Task requirements
Please restate the data below word for word, omitting all images.

Records to process
Segment Open

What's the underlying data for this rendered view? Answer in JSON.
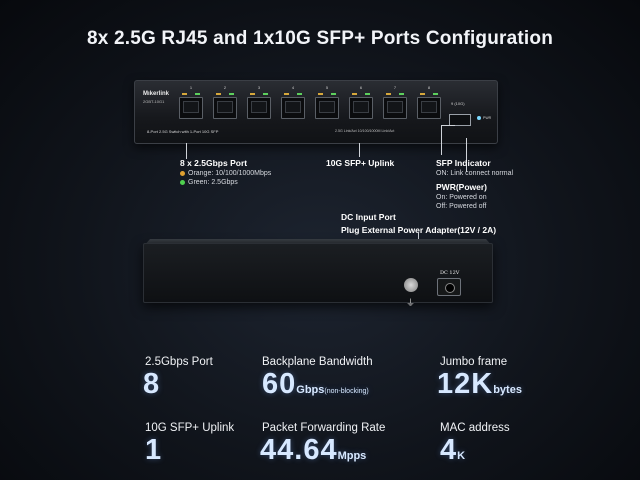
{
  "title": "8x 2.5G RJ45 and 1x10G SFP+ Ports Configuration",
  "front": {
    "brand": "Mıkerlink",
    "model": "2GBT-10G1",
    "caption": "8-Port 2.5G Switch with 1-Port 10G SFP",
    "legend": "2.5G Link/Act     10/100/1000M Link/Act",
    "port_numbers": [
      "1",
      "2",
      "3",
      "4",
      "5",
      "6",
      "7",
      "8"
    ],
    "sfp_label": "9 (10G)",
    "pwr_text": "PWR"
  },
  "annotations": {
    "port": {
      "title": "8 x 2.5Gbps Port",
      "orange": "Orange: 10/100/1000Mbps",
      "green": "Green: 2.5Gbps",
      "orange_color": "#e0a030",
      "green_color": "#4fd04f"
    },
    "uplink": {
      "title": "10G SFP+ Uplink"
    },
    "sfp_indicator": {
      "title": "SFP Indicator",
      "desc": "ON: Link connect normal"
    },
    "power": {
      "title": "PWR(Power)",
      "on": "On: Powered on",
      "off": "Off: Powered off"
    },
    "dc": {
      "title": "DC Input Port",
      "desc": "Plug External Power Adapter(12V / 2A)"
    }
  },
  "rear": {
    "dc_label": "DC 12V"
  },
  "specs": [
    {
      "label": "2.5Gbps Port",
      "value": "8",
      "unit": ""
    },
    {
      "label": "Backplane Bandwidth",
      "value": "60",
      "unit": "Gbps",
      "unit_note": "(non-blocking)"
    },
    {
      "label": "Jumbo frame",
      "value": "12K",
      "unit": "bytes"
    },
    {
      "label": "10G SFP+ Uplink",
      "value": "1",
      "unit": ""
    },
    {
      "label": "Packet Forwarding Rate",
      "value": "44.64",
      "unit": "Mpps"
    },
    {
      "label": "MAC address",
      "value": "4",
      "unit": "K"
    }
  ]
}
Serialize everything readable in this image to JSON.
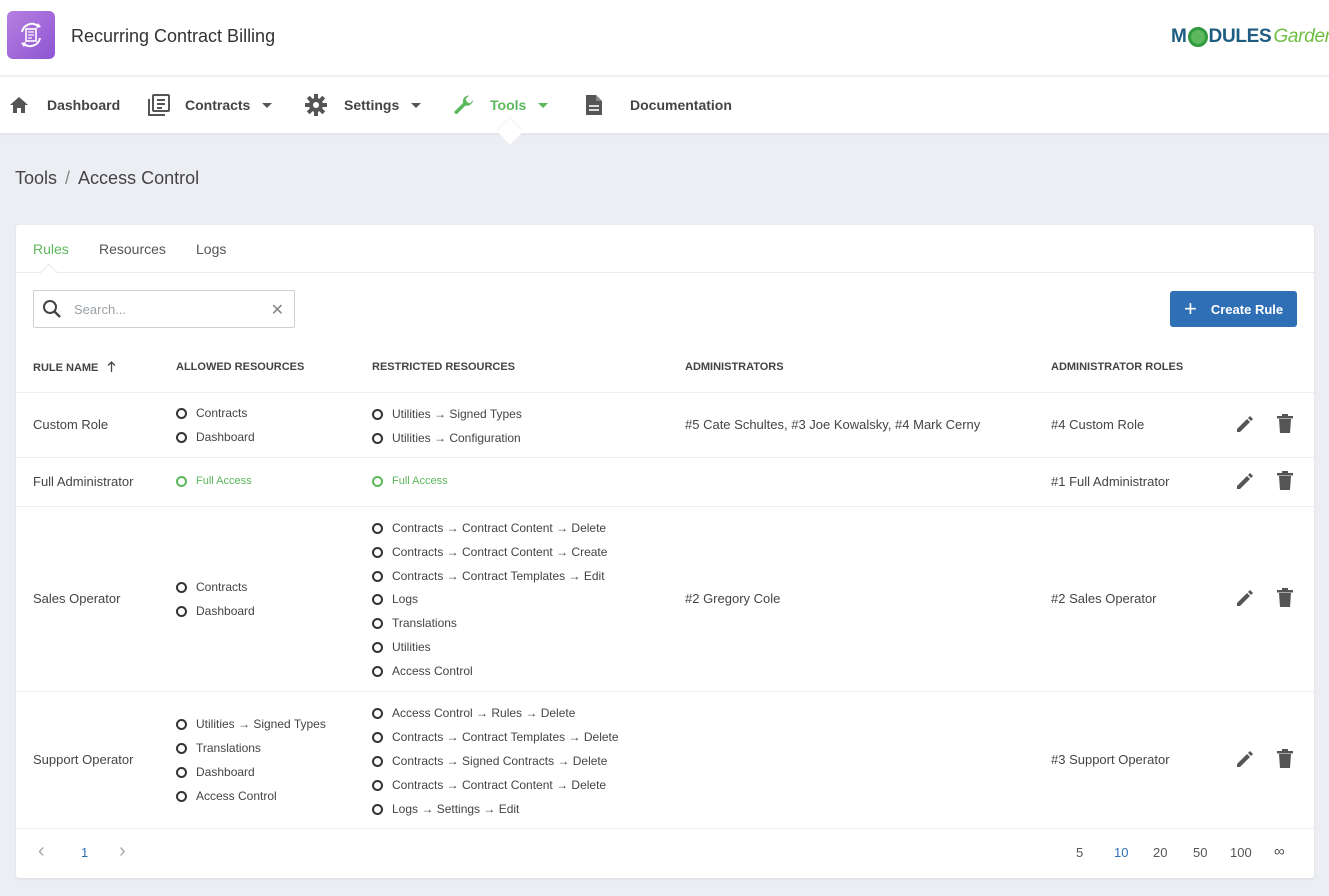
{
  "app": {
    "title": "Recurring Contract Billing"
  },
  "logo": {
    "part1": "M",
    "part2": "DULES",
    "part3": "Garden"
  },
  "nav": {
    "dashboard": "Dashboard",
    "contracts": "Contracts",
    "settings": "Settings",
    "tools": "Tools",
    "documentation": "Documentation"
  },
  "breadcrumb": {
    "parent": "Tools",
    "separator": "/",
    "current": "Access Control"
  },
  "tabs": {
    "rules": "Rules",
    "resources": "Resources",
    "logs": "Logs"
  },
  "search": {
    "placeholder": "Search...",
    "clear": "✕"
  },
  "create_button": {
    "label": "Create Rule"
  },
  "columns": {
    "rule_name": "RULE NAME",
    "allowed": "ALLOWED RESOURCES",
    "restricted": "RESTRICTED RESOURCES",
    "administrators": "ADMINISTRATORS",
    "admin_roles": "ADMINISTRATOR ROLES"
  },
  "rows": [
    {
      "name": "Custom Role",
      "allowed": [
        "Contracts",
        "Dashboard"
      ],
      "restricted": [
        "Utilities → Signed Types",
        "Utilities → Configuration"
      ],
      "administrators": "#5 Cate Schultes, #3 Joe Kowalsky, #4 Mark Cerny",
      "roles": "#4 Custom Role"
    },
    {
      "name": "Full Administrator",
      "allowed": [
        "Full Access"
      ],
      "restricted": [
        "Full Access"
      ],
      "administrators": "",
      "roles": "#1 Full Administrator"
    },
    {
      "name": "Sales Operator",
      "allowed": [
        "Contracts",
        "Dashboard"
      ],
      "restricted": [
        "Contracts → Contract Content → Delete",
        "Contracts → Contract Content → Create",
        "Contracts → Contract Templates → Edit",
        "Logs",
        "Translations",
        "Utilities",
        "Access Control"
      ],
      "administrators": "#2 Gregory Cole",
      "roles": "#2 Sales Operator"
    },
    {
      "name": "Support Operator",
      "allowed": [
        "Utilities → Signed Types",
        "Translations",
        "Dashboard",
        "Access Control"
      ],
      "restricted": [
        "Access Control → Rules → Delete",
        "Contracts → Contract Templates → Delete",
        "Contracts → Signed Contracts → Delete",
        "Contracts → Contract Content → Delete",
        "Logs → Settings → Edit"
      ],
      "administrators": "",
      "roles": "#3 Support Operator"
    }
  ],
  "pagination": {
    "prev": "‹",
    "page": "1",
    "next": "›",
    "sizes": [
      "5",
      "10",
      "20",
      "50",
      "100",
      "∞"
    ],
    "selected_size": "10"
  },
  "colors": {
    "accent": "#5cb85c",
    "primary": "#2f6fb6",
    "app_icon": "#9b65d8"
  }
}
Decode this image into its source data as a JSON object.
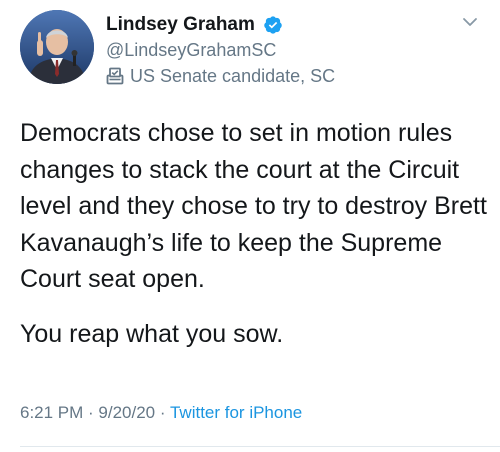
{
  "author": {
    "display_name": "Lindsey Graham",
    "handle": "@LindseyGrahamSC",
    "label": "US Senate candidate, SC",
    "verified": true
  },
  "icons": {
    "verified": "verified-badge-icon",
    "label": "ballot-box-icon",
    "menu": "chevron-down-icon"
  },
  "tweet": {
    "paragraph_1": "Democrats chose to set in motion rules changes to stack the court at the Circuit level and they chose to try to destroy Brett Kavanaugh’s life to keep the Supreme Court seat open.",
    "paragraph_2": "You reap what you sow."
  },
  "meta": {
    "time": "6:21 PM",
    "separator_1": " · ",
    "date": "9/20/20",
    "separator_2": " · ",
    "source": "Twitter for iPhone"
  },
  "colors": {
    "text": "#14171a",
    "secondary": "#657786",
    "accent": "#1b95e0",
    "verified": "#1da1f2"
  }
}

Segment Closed

Exercise output
What's the underlying data for this rendered view? Answer in JSON.
{
  "title": "8x 2.5G RJ45 and 1x10G SFP+ Ports Configuration",
  "front": {
    "brand": "Mıkerlink",
    "model": "2GBT-10G1",
    "caption": "8-Port 2.5G Switch with 1-Port 10G SFP",
    "legend": "2.5G Link/Act     10/100/1000M Link/Act",
    "port_numbers": [
      "1",
      "2",
      "3",
      "4",
      "5",
      "6",
      "7",
      "8"
    ],
    "sfp_label": "9 (10G)",
    "pwr_text": "PWR"
  },
  "annotations": {
    "port": {
      "title": "8 x 2.5Gbps Port",
      "orange": "Orange: 10/100/1000Mbps",
      "green": "Green: 2.5Gbps",
      "orange_color": "#e0a030",
      "green_color": "#4fd04f"
    },
    "uplink": {
      "title": "10G SFP+ Uplink"
    },
    "sfp_indicator": {
      "title": "SFP Indicator",
      "desc": "ON: Link connect normal"
    },
    "power": {
      "title": "PWR(Power)",
      "on": "On: Powered on",
      "off": "Off: Powered off"
    },
    "dc": {
      "title": "DC Input Port",
      "desc": "Plug External Power Adapter(12V / 2A)"
    }
  },
  "rear": {
    "dc_label": "DC 12V"
  },
  "specs": [
    {
      "label": "2.5Gbps Port",
      "value": "8",
      "unit": ""
    },
    {
      "label": "Backplane Bandwidth",
      "value": "60",
      "unit": "Gbps",
      "unit_note": "(non-blocking)"
    },
    {
      "label": "Jumbo frame",
      "value": "12K",
      "unit": "bytes"
    },
    {
      "label": "10G SFP+ Uplink",
      "value": "1",
      "unit": ""
    },
    {
      "label": "Packet Forwarding Rate",
      "value": "44.64",
      "unit": "Mpps"
    },
    {
      "label": "MAC address",
      "value": "4",
      "unit": "K"
    }
  ]
}
Serialize everything readable in this image to JSON.
{
  "app": {
    "title": "Recurring Contract Billing"
  },
  "logo": {
    "part1": "M",
    "part2": "DULES",
    "part3": "Garden"
  },
  "nav": {
    "dashboard": "Dashboard",
    "contracts": "Contracts",
    "settings": "Settings",
    "tools": "Tools",
    "documentation": "Documentation"
  },
  "breadcrumb": {
    "parent": "Tools",
    "separator": "/",
    "current": "Access Control"
  },
  "tabs": {
    "rules": "Rules",
    "resources": "Resources",
    "logs": "Logs"
  },
  "search": {
    "placeholder": "Search...",
    "clear": "✕"
  },
  "create_button": {
    "label": "Create Rule"
  },
  "columns": {
    "rule_name": "RULE NAME",
    "allowed": "ALLOWED RESOURCES",
    "restricted": "RESTRICTED RESOURCES",
    "administrators": "ADMINISTRATORS",
    "admin_roles": "ADMINISTRATOR ROLES"
  },
  "rows": [
    {
      "name": "Custom Role",
      "allowed": [
        "Contracts",
        "Dashboard"
      ],
      "restricted": [
        "Utilities → Signed Types",
        "Utilities → Configuration"
      ],
      "administrators": "#5 Cate Schultes, #3 Joe Kowalsky, #4 Mark Cerny",
      "roles": "#4 Custom Role"
    },
    {
      "name": "Full Administrator",
      "allowed": [
        "Full Access"
      ],
      "restricted": [
        "Full Access"
      ],
      "administrators": "",
      "roles": "#1 Full Administrator"
    },
    {
      "name": "Sales Operator",
      "allowed": [
        "Contracts",
        "Dashboard"
      ],
      "restricted": [
        "Contracts → Contract Content → Delete",
        "Contracts → Contract Content → Create",
        "Contracts → Contract Templates → Edit",
        "Logs",
        "Translations",
        "Utilities",
        "Access Control"
      ],
      "administrators": "#2 Gregory Cole",
      "roles": "#2 Sales Operator"
    },
    {
      "name": "Support Operator",
      "allowed": [
        "Utilities → Signed Types",
        "Translations",
        "Dashboard",
        "Access Control"
      ],
      "restricted": [
        "Access Control → Rules → Delete",
        "Contracts → Contract Templates → Delete",
        "Contracts → Signed Contracts → Delete",
        "Contracts → Contract Content → Delete",
        "Logs → Settings → Edit"
      ],
      "administrators": "",
      "roles": "#3 Support Operator"
    }
  ],
  "pagination": {
    "prev": "‹",
    "page": "1",
    "next": "›",
    "sizes": [
      "5",
      "10",
      "20",
      "50",
      "100",
      "∞"
    ],
    "selected_size": "10"
  },
  "colors": {
    "accent": "#5cb85c",
    "primary": "#2f6fb6",
    "app_icon": "#9b65d8"
  }
}
Decode this image into its source data as a JSON object.
{
  "author": {
    "display_name": "Lindsey Graham",
    "handle": "@LindseyGrahamSC",
    "label": "US Senate candidate, SC",
    "verified": true
  },
  "icons": {
    "verified": "verified-badge-icon",
    "label": "ballot-box-icon",
    "menu": "chevron-down-icon"
  },
  "tweet": {
    "paragraph_1": "Democrats chose to set in motion rules changes to stack the court at the Circuit level and they chose to try to destroy Brett Kavanaugh’s life to keep the Supreme Court seat open.",
    "paragraph_2": "You reap what you sow."
  },
  "meta": {
    "time": "6:21 PM",
    "separator_1": " · ",
    "date": "9/20/20",
    "separator_2": " · ",
    "source": "Twitter for iPhone"
  },
  "colors": {
    "text": "#14171a",
    "secondary": "#657786",
    "accent": "#1b95e0",
    "verified": "#1da1f2"
  }
}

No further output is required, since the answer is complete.